Many of you have probably heard of the Gambler’s Fallacy. This is where a gambler believes past independent events can affect a future outcome. If you want to read more, we discussed this fallacy in depth in our series on the hidden probabilities of Roulette. The Gambler’s fallacy has a converse however, the Hot Hand fallacy, and it is what we are going to analyze this week.
The term a “hot hand” was initially used in basketball to describe a basketball player who had been very successful in scoring over a short period. The notion is “If you have been winning, you are more likely to win again.” Like the Gambler’s fallacy, past independent events are thought to influence future outcomes. However, this fallacy can be sneaky. Suppose you are betting on a game of chance or sports outcomes and have been winning. Do you believe you are more likely to win again the next time you bet? The mentality is pervasive. When you go the casino with a bunch of friends and start winning a few bets in a row, it can be hard to rationally think about the hot hand fallacy!
Recently, we read an article claiming researchers had found proof that the Hot Hand actually existed and should be taken off the list of statistical fallacies immediately. However, after reading past the clickbait title, we found this analysis fascinating, both by the fact that the Hot Hand seems to exist and can increase a gambler’s odds, as well as the undertaking by the scientists to understand why it is so.
It does actually turn out that the Hot Hand fallacy still does not exist, as it was shown that winning-streak gamblers had an average loss of £1.0078 for each pound they bet while non-streaky gamblers had an almost identical average loss of £1.0077. However, it was also undeniable that winning-streak gamblers had better odds to win their next bet when compared to losing-streak gamblers. After some admirable detecting work, the scientists discovered the confounding variable - the type of bet gambled on next.

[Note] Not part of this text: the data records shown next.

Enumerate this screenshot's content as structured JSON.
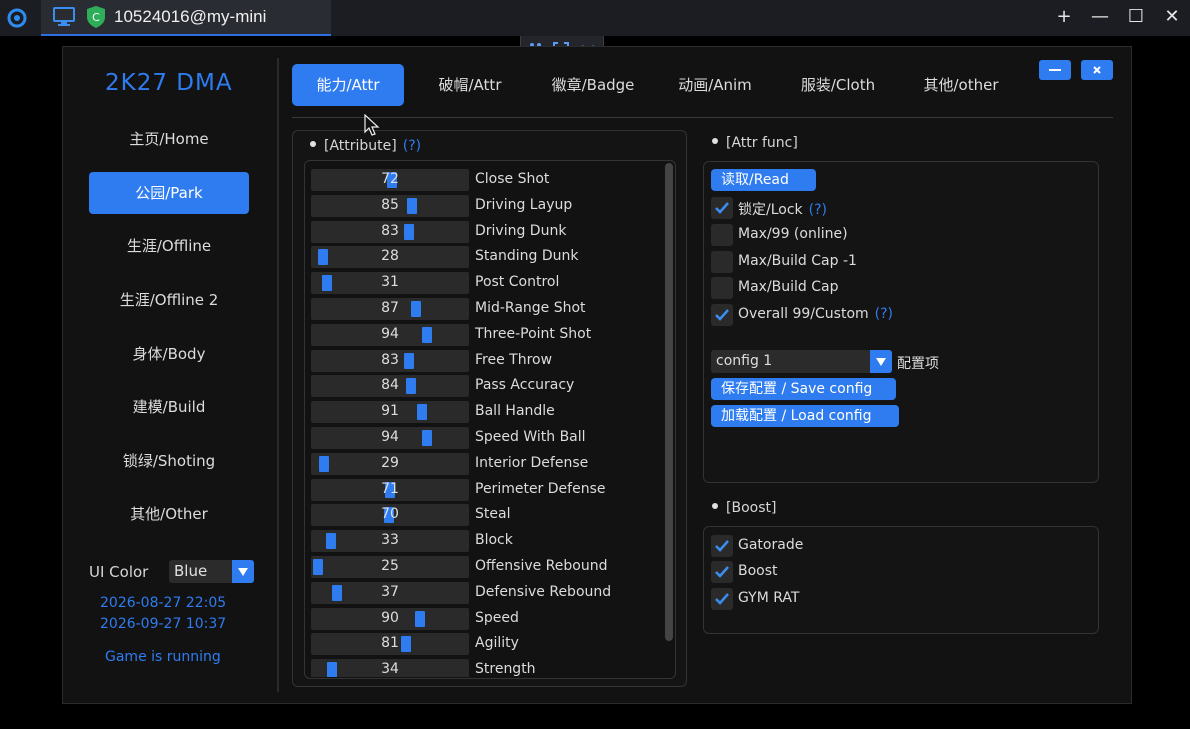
{
  "topbar": {
    "title": "10524016@my-mini",
    "controls": [
      "+",
      "—",
      "☐",
      "✕"
    ]
  },
  "app": {
    "brand": "2K27 DMA",
    "nav": [
      {
        "label": "主页/Home",
        "active": false
      },
      {
        "label": "公园/Park",
        "active": true
      },
      {
        "label": "生涯/Offline",
        "active": false
      },
      {
        "label": "生涯/Offline 2",
        "active": false
      },
      {
        "label": "身体/Body",
        "active": false
      },
      {
        "label": "建模/Build",
        "active": false
      },
      {
        "label": "锁绿/Shoting",
        "active": false
      },
      {
        "label": "其他/Other",
        "active": false
      }
    ],
    "ui_color": {
      "label": "UI Color",
      "value": "Blue"
    },
    "dates": [
      "2026-08-27 22:05",
      "2026-09-27 10:37"
    ],
    "status": "Game is running",
    "accent": "#2e7cf0"
  },
  "tabs": [
    {
      "label": "能力/Attr",
      "active": true
    },
    {
      "label": "破帽/Attr",
      "active": false
    },
    {
      "label": "徽章/Badge",
      "active": false
    },
    {
      "label": "动画/Anim",
      "active": false
    },
    {
      "label": "服装/Cloth",
      "active": false
    },
    {
      "label": "其他/other",
      "active": false
    }
  ],
  "attribute_panel": {
    "title": "[Attribute]",
    "help": "(?)",
    "attributes": [
      {
        "name": "Close Shot",
        "value": 72
      },
      {
        "name": "Driving Layup",
        "value": 85
      },
      {
        "name": "Driving Dunk",
        "value": 83
      },
      {
        "name": "Standing Dunk",
        "value": 28
      },
      {
        "name": "Post Control",
        "value": 31
      },
      {
        "name": "Mid-Range Shot",
        "value": 87
      },
      {
        "name": "Three-Point Shot",
        "value": 94
      },
      {
        "name": "Free Throw",
        "value": 83
      },
      {
        "name": "Pass Accuracy",
        "value": 84
      },
      {
        "name": "Ball Handle",
        "value": 91
      },
      {
        "name": "Speed With Ball",
        "value": 94
      },
      {
        "name": "Interior Defense",
        "value": 29
      },
      {
        "name": "Perimeter Defense",
        "value": 71
      },
      {
        "name": "Steal",
        "value": 70
      },
      {
        "name": "Block",
        "value": 33
      },
      {
        "name": "Offensive Rebound",
        "value": 25
      },
      {
        "name": "Defensive Rebound",
        "value": 37
      },
      {
        "name": "Speed",
        "value": 90
      },
      {
        "name": "Agility",
        "value": 81
      },
      {
        "name": "Strength",
        "value": 34
      }
    ]
  },
  "attr_func": {
    "title": "[Attr func]",
    "read_button": "读取/Read",
    "options": [
      {
        "label": "锁定/Lock",
        "checked": true,
        "help": "(?)"
      },
      {
        "label": "Max/99 (online)",
        "checked": false
      },
      {
        "label": "Max/Build Cap -1",
        "checked": false
      },
      {
        "label": "Max/Build Cap",
        "checked": false
      },
      {
        "label": "Overall 99/Custom",
        "checked": true,
        "help": "(?)"
      }
    ],
    "config_value": "config 1",
    "config_label": "配置项",
    "save_button": "保存配置 / Save config",
    "load_button": "加载配置 / Load config"
  },
  "boost": {
    "title": "[Boost]",
    "options": [
      {
        "label": "Gatorade",
        "checked": true
      },
      {
        "label": "Boost",
        "checked": true
      },
      {
        "label": "GYM RAT",
        "checked": true
      }
    ]
  }
}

Gamblers with a winning streak, more often than not, placed bets with greater odds of winning. Meanwhile, gamblers on a losing streak placed bets with lower odds of winning, thinking they would win big and offset their losses. Naturally, these bets led to the circumstance where winning-streak gamblers were more likely to win their next bet.
An interesting example of the hot hand fallacy can be seen with the 2016 Cleveland Indians. From June 17 - July 2, the Indians did not lose. They were unbeatable. In fact, they set a franchise record for wins with 14. Many pegged them as the best team in baseball at the time and guaranteed of a serious World Series bid. We all know what Game 7 of the World Series last year thought of that winning streak though…

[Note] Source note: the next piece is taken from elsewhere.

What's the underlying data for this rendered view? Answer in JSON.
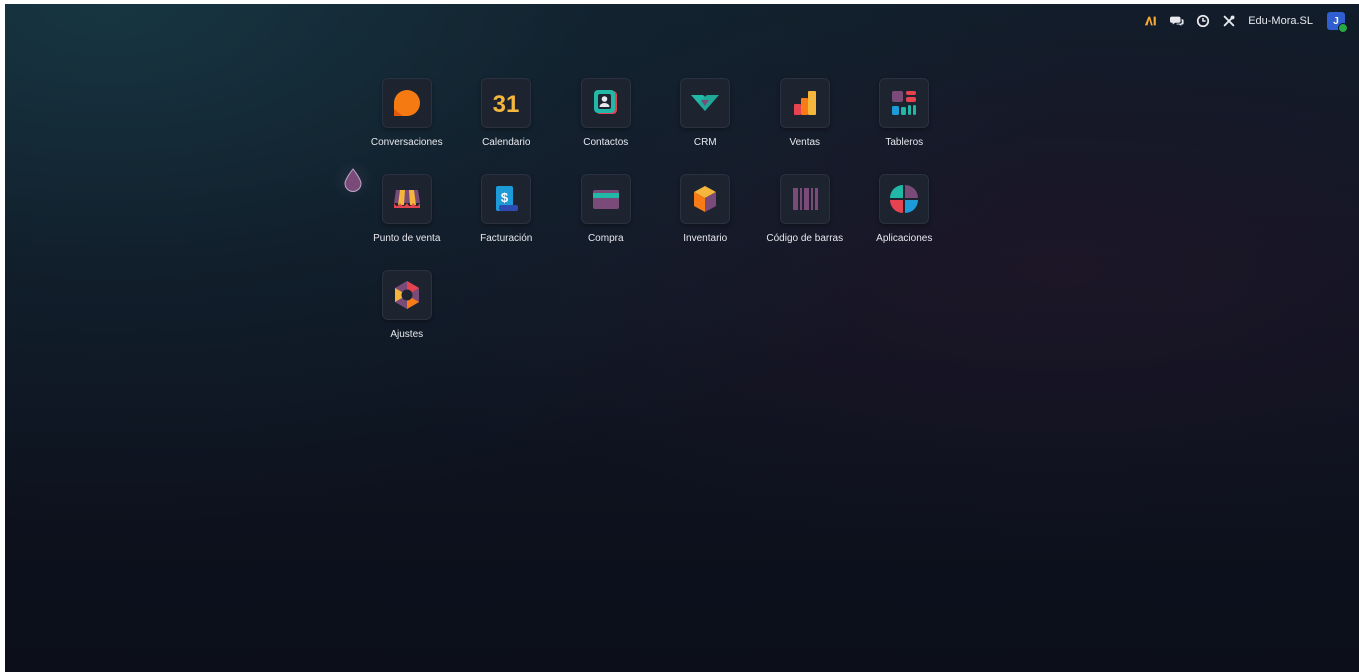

Initially, we were on board with supporting the Indians and riding their Hot Hand to a franchise if not league record. However, after delving into their actual schedule of those games, we changed our opinion regarding their ability to extend the streak. We postulated that the Indians would not break their franchise record and snap their win streak at 12 or 13 games. We also realized that their win streak did not mean they were the greatest team in the MLB. As discussed above with the gamblers on winning streaks, it is important to understand the context behind the streak.
The Indians started their winning streak by sweeping the Chicago White Sox, a team that finished fourth in the AL Central with a below .500 winning average. Next, the Indians swept the Tampa Bay Rays, a team that finished dead last in the AL East win an appalling .420 winning percentage. In context, the Cubs had a .640 winning percentage. Then the Indians swept the Tigers, a team that although finishing second in the AL Central, was at the time barely a .500 team. The Indians then swept the rebuilding Atlanta Braves, who finished last in the NL East with a .422 winning record. Sure, winning 12 games is not easy, but that schedule made it definitely a lot more probable. It could be argued that the Indians kept extending their winning streak because they played games where they had a higher chance of winning- games against poor teams.
Their next series was against the Blue Jays, a team at the time that was 6 games above .500 and rising quickly in the NL East. Since the Blue Jays were the first good team to play the Indians in the last 3 weeks, I disembarked from the Hot Hand train and thought that they would be the team to bring the Indians back down to Earth. Although this was true, it took until the third game of the series when the Indians had already clinched a new franchise record. Ironically, the hot hand mentality may have caused the Indians to win game 14 in a row. The second game against the Blue Jays took an astonishing 19 innings with 19 pitchers used between the two teams. The Indians ended up winning the game, to clinch the franchise record, and it can be argued that they wanted the win more than Blue Jays while also believing that they were unbeatable.
Although the Hot Hand is definitely a fallacy, maybe there was something about winning 13 games in row that gave the Indians the mental boost they needed to outlast the Blue Jays in a 19 inning marathon. What do you all think? Does the Hot Hand exist within the scope of professional athletes and athleticism? Or does the fallacy remain steadfast?
The SaberSmart Team